## Records for this task
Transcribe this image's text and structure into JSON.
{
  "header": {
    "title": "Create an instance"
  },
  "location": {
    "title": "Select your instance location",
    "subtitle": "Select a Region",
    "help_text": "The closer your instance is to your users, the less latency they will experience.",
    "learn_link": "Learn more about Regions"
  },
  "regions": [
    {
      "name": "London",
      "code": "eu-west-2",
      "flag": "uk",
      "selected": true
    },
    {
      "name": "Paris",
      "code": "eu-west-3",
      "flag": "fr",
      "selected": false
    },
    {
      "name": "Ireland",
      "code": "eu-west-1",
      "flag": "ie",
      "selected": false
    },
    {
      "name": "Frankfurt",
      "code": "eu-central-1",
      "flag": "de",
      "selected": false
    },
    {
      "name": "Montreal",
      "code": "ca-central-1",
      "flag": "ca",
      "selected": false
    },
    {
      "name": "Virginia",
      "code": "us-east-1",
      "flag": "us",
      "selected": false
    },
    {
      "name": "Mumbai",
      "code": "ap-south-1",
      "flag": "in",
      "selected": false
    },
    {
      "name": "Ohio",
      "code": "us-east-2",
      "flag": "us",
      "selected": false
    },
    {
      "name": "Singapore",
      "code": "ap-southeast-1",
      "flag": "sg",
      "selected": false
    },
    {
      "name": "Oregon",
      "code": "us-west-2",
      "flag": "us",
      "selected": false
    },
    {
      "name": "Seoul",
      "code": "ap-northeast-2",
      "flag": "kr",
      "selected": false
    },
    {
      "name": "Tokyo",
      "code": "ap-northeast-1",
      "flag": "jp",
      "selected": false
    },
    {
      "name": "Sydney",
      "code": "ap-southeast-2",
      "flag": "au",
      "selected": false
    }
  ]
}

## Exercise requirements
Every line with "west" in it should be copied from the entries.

## Result
      "code": "eu-west-2",
      "code": "eu-west-3",
      "code": "eu-west-1",
      "code": "us-west-2",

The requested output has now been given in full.